■ **What you will do**
Search the entries below for "color". Report each line where it occurs.

■ **Given records**
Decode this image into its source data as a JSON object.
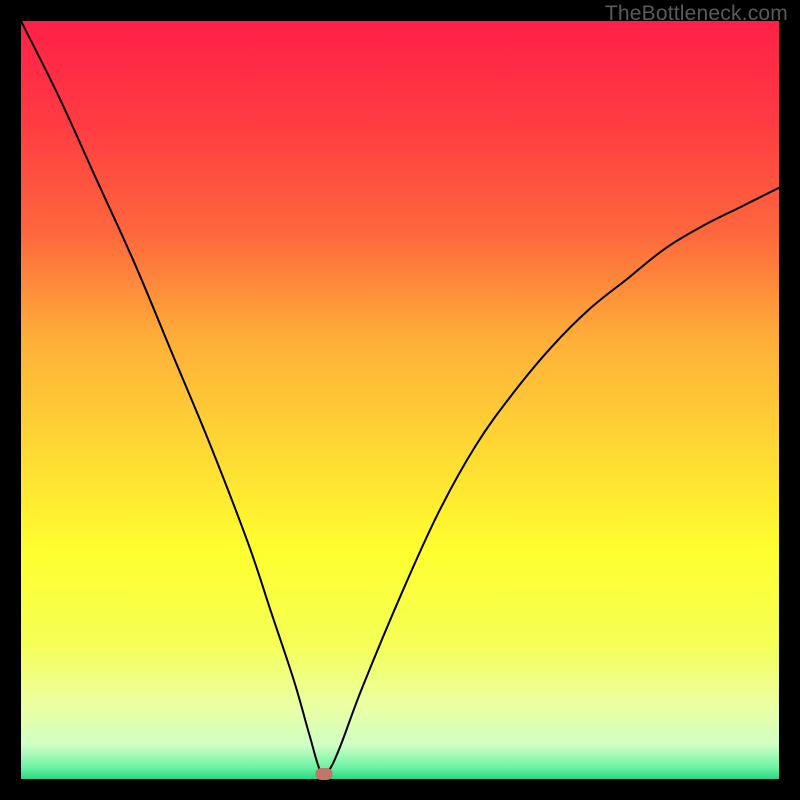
{
  "watermark": "TheBottleneck.com",
  "chart_data": {
    "type": "line",
    "title": "",
    "xlabel": "",
    "ylabel": "",
    "xlim": [
      0,
      100
    ],
    "ylim": [
      0,
      100
    ],
    "series": [
      {
        "name": "bottleneck-curve",
        "x": [
          0,
          5,
          10,
          15,
          20,
          25,
          30,
          33,
          36,
          38,
          39.5,
          40.5,
          42,
          45,
          50,
          55,
          60,
          65,
          70,
          75,
          80,
          85,
          90,
          95,
          100
        ],
        "values": [
          100,
          90,
          79,
          68,
          56,
          44,
          31,
          22,
          13,
          6,
          1,
          1,
          4,
          12,
          24,
          35,
          44,
          51,
          57,
          62,
          66,
          70,
          73,
          75.5,
          78
        ]
      }
    ],
    "marker": {
      "x": 40,
      "y": 0.6,
      "color": "#bf7868"
    },
    "background_gradient": {
      "stops": [
        {
          "pos": 0.0,
          "color": "#ff1f48"
        },
        {
          "pos": 0.14,
          "color": "#ff3d42"
        },
        {
          "pos": 0.28,
          "color": "#fe673d"
        },
        {
          "pos": 0.42,
          "color": "#feaf39"
        },
        {
          "pos": 0.56,
          "color": "#fed734"
        },
        {
          "pos": 0.7,
          "color": "#feff2f"
        },
        {
          "pos": 0.82,
          "color": "#f5ff56"
        },
        {
          "pos": 0.9,
          "color": "#ecffa0"
        },
        {
          "pos": 0.955,
          "color": "#d0ffc5"
        },
        {
          "pos": 0.985,
          "color": "#6bf3a4"
        },
        {
          "pos": 1.0,
          "color": "#27d885"
        }
      ]
    },
    "curve_style": {
      "stroke": "#000000",
      "stroke_width": 2
    }
  }
}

■ **Response for this exercise**
      "color": "#bf7868"
          "color": "#ff1f48"
          "color": "#ff3d42"
          "color": "#fe673d"
          "color": "#feaf39"
          "color": "#fed734"
          "color": "#feff2f"
          "color": "#f5ff56"
          "color": "#ecffa0"
          "color": "#d0ffc5"
          "color": "#6bf3a4"
          "color": "#27d885"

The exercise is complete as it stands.